Supporting the bidi algorithm is more than a "good thing", in fact it is required - with the specific exceptions mentioned
in the rules numbered "HL" in UAX#9
However, all the bidi algorithm does is to determine the order of the elements on the display. For Hebrew, you would be nearly done at that point, but for Arabic, in particular, you still need to do shaping, that is to determine which positional variant glyph to use for which character (base on position in the word) and where to substitute ligatures (and how to place combining characters).
(That's for basic text display on a low-end device, for full text layout on a high-end publishing system, there's more).
Which implementation should I use? (for instance with respect to size, since I have limited memory,
and ease of use / ease of integration). The C implementation seems to give a pretty small footprint, which is really good.
I wouldn't be surprised if the C code ends up pretty small, and reasonably fast in comparison, but it was not particularly designed to be integrated into anything, however adapting it should be straightforward.

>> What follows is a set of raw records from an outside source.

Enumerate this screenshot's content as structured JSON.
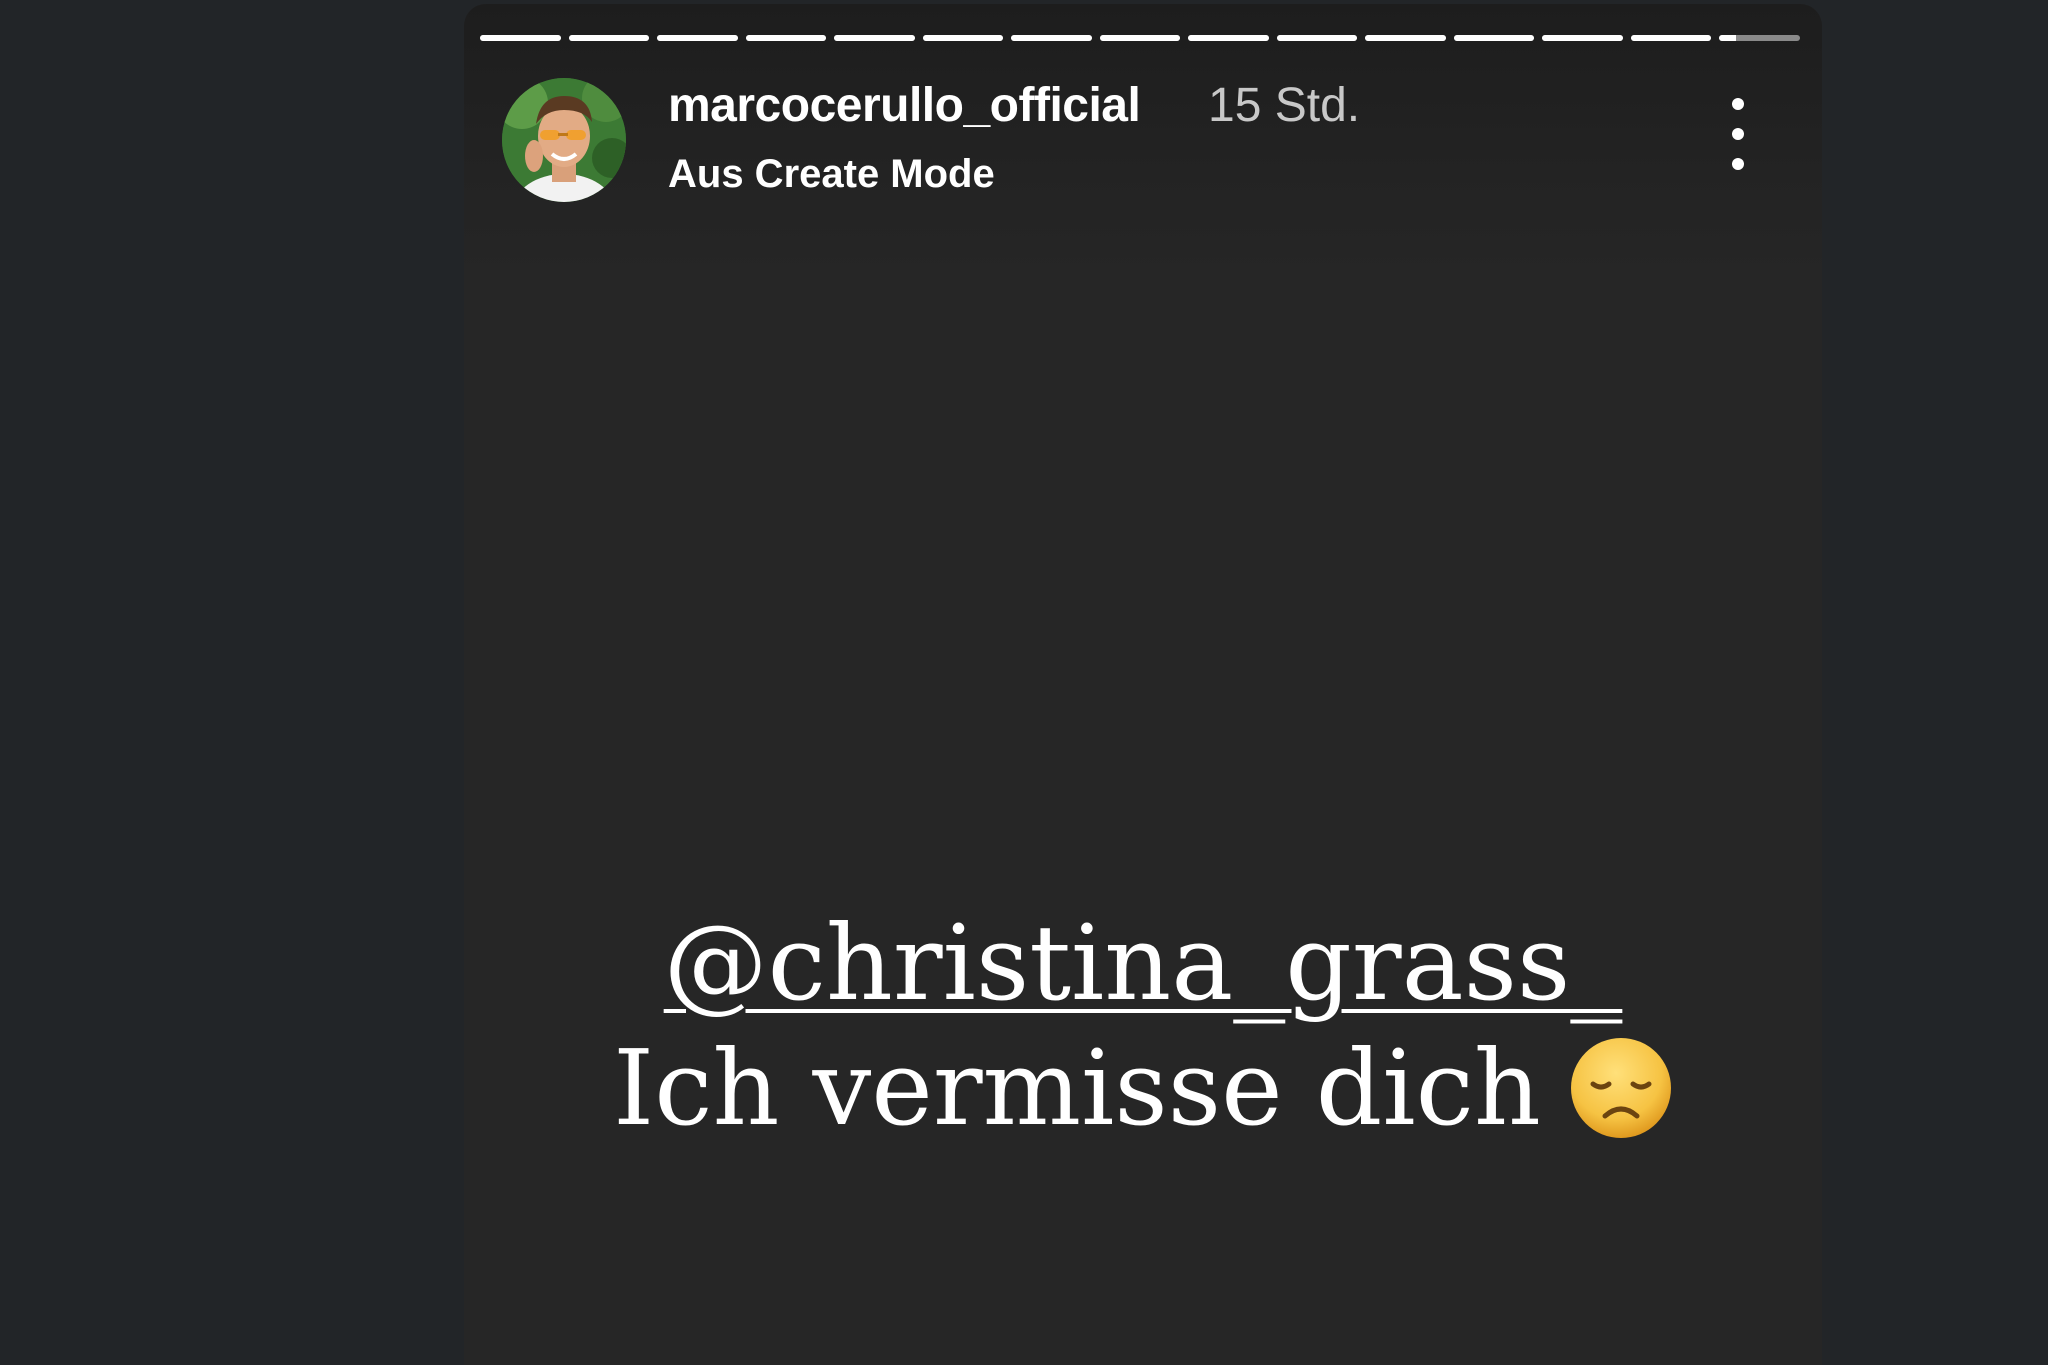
{
  "story": {
    "progress_segments": [
      1,
      1,
      1,
      1,
      1,
      1,
      1,
      1,
      1,
      1,
      1,
      1,
      1,
      1,
      0.2
    ],
    "username": "marcocerullo_official",
    "timestamp": "15 Std.",
    "subtitle": "Aus Create Mode",
    "avatar_icon": "profile-photo",
    "more_icon": "vertical-ellipsis-icon",
    "mention": "@christina_grass_",
    "message": "Ich vermisse dich",
    "emoji": "disappointed-face"
  },
  "colors": {
    "page_background": "#222528",
    "story_background": "#262626",
    "text": "#ffffff",
    "progress_done": "#ffffff",
    "progress_pending": "#8a8a8a",
    "emoji_face": "#f6c343"
  }
}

Do you see any issues or problems using the C reference implementation for my Arabic script rendering implementation? I guess the only work needed is to do some wrapping and additions around the core algorithm code as was described in the bidi.cpp comments.
The optimizations that were done in the C implementation by using some tables, was that with respect to size or speed (or maybe both)?
The C implementation was written as a reference implementation. However, I wanted to use tables to get to a more realistic performance than a typical reference implementation where the code follows the wording of the specification in a transparent manner. Since the Java implementation did that already, the idea was to compare the two and flush out places where the language of the spec wasn't precise enough (at the time) so that programmers following different coding strategies might end up with different interpretation of the rules. We did that and closed the loopholes, and the two versions produce identical results.
The Java reference code was never intended to be used in real code.
I believe the ICU folks took then wrote an optimized version of their own, but I know nothing about what it requires in footprint and how much of ICU you will need to drag in, in order to use it. I believe they do have some of the layout functionality I mentioned.